Darcy Herauf of Odessa, Sask., has a good memory for inputs. But he was glad to have electronic production records backing him up over the past year, when he sold some canola and flax to buyers who wanted very specific crop protection details.
“It was easy because I had electronic records," Herauf says. "I had everything on my app and I wasn’t concerned whatsoever about being able to provide the information the buyers wanted.”
The exercise had an additional twist for Herauf. In addition to farming, he’s also FCC’s director of management software. Data from production on his farm - which also includes wheat, barley, oats and lentils - is stored within FCC’s Field Manager Pro program.
Today, he’s using FCC’s latest electronic record-keeping software, AgExpert Field, which was released in January. It’s a cloud-based program, meaning it’s available to producers anywhere - in the office or in the field.
Expect reporting requirements to increase
Herauf forecasts more digital record keeping by Canadian farmers.
“The reporting requirements will only increase,” he says. “Having all your records available digitally will help producers.”
A new independent study suggests he’s right.
In its second annual survey of field data management software on Canadian farms, Stratus Ag Research found uptake has risen. Overall figures of 700 farms surveyed show slightly more than 34 per cent of producers are using one or more of the 20 field data management software solutions available in Canada.
Strong uptake in eastern Canada
Uptake was particularly strong in eastern Canada, where new software such as Climate FieldView was introduced in 2017.
Stratus found about 35 per cent of the 200 farmers surveyed in Ontario and Quebec used field data management software. That was a leap from 25 per cent the year before,and puts eastern Canada farmers slightly ahead of their western Canadian counterparts, many of whom had already adopted field data management software technology.
But there’s still room to grow.

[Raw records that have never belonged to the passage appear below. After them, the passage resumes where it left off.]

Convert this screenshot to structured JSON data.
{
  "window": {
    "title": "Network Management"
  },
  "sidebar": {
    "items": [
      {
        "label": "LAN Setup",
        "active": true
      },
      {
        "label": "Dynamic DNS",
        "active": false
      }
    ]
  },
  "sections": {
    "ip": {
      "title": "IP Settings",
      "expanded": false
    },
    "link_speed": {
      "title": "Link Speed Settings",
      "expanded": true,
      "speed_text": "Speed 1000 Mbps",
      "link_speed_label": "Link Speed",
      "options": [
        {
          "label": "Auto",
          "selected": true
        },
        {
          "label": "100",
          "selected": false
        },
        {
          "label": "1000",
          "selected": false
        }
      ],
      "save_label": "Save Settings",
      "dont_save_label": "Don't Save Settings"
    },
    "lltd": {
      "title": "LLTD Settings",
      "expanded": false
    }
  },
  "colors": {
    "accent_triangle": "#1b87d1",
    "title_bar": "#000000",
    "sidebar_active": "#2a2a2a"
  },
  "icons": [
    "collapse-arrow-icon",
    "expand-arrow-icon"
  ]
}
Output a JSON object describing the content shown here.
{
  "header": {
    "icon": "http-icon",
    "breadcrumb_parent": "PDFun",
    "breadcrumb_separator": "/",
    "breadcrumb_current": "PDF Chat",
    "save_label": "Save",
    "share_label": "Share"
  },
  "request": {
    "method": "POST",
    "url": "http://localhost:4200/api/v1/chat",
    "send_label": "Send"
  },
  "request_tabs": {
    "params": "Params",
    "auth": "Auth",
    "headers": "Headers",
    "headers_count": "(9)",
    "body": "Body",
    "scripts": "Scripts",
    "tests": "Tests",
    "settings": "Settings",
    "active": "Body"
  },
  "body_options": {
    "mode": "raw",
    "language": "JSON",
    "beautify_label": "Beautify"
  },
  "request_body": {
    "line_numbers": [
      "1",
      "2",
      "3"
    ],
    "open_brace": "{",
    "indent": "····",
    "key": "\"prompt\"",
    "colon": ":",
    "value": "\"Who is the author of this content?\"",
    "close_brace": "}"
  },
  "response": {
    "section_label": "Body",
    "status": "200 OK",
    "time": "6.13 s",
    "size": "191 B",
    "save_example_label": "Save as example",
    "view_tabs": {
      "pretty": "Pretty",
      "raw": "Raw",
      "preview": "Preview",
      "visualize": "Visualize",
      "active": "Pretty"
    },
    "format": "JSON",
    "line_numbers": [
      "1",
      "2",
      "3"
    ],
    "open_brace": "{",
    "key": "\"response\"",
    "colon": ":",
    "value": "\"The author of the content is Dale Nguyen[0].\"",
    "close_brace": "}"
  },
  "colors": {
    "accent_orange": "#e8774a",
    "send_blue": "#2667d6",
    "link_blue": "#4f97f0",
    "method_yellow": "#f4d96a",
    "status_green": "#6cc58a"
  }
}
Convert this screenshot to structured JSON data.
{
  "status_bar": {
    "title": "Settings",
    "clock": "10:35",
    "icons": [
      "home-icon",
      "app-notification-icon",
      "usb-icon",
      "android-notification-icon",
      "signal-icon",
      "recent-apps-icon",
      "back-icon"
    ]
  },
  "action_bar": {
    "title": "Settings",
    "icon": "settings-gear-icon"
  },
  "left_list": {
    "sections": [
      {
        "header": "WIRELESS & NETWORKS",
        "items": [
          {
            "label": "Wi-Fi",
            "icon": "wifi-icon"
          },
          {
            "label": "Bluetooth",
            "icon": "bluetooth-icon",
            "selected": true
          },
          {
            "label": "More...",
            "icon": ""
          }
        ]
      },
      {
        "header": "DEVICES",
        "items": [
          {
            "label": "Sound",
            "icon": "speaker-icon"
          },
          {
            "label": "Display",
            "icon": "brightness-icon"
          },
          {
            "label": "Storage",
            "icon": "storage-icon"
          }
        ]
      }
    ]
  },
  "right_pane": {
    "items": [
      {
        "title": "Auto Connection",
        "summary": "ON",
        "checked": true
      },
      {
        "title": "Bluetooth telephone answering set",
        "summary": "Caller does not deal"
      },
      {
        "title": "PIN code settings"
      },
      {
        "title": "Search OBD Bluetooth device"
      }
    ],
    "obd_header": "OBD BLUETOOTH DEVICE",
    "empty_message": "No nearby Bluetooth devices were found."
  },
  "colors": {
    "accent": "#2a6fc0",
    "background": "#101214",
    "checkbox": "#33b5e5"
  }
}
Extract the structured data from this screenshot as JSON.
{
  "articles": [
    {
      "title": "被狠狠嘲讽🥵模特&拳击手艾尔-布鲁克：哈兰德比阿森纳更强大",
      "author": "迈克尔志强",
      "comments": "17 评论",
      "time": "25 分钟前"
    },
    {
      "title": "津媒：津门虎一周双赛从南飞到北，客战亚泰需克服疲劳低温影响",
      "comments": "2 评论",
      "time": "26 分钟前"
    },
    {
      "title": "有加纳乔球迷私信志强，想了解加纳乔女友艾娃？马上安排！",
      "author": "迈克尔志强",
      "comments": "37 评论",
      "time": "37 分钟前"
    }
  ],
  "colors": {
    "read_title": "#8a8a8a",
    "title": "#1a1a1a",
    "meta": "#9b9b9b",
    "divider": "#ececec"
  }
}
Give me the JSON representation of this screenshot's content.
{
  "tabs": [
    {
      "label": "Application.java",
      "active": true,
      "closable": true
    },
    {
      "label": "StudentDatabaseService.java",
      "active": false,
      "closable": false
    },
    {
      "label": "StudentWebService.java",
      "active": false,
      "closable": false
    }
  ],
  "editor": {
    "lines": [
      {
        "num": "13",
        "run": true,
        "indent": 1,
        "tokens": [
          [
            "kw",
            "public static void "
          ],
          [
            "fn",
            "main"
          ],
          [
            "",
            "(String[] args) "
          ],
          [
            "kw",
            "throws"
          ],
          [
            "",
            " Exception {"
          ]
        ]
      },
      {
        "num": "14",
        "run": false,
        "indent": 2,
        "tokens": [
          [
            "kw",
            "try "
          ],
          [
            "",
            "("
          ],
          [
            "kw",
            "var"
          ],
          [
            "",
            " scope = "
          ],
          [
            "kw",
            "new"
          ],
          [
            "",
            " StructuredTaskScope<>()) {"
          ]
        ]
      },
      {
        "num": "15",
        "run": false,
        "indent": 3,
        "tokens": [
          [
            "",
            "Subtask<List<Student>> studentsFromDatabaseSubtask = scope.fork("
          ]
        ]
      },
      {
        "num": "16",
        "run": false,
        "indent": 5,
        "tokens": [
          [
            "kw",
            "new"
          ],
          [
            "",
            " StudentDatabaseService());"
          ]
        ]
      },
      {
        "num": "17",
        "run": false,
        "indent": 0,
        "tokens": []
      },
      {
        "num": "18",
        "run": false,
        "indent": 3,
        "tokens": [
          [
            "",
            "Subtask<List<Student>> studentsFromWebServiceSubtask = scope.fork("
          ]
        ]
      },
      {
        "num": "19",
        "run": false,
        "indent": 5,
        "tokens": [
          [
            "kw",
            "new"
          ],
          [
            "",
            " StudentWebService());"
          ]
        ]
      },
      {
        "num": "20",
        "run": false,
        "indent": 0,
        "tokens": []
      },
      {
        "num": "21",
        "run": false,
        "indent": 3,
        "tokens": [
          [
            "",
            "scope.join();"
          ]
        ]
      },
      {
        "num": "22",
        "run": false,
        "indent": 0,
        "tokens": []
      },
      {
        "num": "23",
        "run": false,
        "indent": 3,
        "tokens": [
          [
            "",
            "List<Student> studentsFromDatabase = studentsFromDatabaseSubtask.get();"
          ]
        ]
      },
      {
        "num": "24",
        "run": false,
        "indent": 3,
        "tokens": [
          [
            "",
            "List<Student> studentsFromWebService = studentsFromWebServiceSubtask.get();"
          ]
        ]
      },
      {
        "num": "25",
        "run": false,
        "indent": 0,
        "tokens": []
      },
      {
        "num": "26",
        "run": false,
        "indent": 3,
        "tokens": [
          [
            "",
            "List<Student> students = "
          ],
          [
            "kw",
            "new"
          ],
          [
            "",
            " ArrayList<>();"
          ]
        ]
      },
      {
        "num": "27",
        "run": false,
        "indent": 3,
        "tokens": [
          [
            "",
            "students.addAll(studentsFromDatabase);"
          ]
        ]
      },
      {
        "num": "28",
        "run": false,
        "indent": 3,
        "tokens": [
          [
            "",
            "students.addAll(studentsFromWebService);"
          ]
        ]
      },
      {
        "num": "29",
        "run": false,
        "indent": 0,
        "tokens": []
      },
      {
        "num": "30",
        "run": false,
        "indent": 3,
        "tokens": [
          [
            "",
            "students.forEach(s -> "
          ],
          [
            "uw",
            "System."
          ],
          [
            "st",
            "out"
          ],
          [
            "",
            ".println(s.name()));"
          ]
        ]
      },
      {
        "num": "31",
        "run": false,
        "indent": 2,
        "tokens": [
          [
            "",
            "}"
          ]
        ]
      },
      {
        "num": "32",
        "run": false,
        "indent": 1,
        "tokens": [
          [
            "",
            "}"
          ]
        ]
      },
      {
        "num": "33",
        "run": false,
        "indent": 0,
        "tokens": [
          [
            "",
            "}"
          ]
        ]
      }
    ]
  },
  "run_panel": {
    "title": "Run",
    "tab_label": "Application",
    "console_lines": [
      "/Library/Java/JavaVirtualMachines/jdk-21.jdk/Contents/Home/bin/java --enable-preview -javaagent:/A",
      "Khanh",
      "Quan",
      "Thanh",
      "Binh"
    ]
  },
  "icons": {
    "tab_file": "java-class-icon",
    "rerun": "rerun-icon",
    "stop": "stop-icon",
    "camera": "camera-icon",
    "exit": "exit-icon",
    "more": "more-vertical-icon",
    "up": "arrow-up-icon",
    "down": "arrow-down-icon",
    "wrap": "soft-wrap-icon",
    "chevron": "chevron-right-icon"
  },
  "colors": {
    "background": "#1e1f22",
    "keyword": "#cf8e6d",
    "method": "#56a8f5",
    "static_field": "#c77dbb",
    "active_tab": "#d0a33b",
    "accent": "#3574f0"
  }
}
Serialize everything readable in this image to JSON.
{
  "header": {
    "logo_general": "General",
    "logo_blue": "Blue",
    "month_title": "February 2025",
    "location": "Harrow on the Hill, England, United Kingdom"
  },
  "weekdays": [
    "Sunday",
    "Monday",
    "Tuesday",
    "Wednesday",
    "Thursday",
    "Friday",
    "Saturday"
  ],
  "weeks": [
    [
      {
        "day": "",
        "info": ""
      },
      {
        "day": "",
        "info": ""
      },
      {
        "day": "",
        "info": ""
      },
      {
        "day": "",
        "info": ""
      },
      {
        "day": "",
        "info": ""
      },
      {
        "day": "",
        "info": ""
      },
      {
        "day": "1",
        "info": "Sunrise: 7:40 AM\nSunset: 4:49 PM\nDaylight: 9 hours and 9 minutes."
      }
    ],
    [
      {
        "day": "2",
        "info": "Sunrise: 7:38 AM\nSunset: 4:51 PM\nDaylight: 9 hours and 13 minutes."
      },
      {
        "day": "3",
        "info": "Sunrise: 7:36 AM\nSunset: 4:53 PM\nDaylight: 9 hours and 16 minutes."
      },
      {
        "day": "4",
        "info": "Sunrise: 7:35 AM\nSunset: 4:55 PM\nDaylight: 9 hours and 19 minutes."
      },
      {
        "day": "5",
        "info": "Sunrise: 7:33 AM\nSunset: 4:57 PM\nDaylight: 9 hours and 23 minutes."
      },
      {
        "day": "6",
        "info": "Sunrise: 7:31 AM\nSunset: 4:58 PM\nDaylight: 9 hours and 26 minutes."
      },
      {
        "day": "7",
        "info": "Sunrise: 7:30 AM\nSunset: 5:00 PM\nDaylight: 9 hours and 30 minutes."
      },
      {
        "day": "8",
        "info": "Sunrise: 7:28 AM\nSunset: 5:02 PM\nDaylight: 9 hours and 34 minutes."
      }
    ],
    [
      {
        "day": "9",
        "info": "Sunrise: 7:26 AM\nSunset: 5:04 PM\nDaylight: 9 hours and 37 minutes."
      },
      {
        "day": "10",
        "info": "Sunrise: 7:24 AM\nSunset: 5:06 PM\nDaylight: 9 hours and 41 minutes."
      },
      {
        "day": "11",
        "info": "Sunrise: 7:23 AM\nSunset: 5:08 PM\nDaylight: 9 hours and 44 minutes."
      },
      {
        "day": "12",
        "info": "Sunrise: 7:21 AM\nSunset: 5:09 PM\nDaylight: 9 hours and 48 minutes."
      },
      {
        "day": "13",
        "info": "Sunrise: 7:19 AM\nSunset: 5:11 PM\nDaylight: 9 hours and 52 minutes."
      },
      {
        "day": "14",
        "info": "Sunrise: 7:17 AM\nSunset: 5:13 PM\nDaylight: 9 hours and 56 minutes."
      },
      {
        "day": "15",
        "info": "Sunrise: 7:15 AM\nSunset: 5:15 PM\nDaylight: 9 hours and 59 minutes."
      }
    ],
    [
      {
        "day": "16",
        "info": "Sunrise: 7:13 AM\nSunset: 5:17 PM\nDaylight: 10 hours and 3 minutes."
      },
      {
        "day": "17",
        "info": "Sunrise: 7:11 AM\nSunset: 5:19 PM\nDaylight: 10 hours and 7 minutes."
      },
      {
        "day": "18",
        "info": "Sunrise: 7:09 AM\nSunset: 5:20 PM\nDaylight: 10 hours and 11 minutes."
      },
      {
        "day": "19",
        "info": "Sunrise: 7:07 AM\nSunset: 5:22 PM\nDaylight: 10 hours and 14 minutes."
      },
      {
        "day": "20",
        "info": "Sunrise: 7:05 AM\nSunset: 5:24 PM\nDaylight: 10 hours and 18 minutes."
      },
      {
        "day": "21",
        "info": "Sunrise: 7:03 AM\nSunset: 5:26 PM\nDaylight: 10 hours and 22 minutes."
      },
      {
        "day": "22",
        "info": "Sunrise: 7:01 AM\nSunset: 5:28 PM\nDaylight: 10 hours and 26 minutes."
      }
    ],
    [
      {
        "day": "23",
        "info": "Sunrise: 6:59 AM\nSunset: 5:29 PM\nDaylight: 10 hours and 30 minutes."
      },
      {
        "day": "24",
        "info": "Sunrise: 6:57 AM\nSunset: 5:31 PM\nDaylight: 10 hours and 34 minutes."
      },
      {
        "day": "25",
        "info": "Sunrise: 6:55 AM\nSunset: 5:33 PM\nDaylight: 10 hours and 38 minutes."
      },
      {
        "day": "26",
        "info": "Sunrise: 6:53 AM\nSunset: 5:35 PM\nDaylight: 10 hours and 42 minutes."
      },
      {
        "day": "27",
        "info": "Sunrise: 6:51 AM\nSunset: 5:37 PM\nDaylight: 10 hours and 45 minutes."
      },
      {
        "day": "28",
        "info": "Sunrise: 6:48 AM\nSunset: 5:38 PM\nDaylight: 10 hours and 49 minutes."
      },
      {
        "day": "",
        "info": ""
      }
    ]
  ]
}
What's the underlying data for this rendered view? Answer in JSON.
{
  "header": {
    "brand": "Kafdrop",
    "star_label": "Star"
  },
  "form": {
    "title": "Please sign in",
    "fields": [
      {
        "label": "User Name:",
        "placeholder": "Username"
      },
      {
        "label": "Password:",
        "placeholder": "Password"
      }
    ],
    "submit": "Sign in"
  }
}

Although the research shows producers are increasingly moving towards using field data management technology, about 45 per cent of all respondents have yet to make the leap.
Nearly one-third of them say it’s too costly, or they don’t feel it is worth the investment. Another third say their current system of gathering field data is adequate.
Still, 23 per cent of all non-users said they are planning to adopt new field data management software in the next three years.
Make software pertinent and easy
Krista MacLean, survey co-ordinator with Stratus, says software developers should consider that farmers say the two most important attributes a software solution must have is ease of use, and that farm data is easily accessible all in one place.
“Overall, producers are interested in modernizing farm management technologies and digitalizing their records, but any new program must be created with today’s farmer in mind,” Herauf says. “If the technology is too hard to use or not designed for the farmer, it turns people off.”
Respondents for the survey were screened for growers with a minimum of 2,000 acres in western Canada and 400 acres in Ontario and Quebec.
The survey also showed significantly more farmers — 38 per cent in 2017, versus 26 per cent in 2016 — said productivity increase and margin squeezes are the main external factors driving their interest in adopting field data management software.
Farmers are looking to modernize farm management technologies and digitalize their records, and will do so if programs are easy to use and designed for agriculture.
Article by: Owen Roberts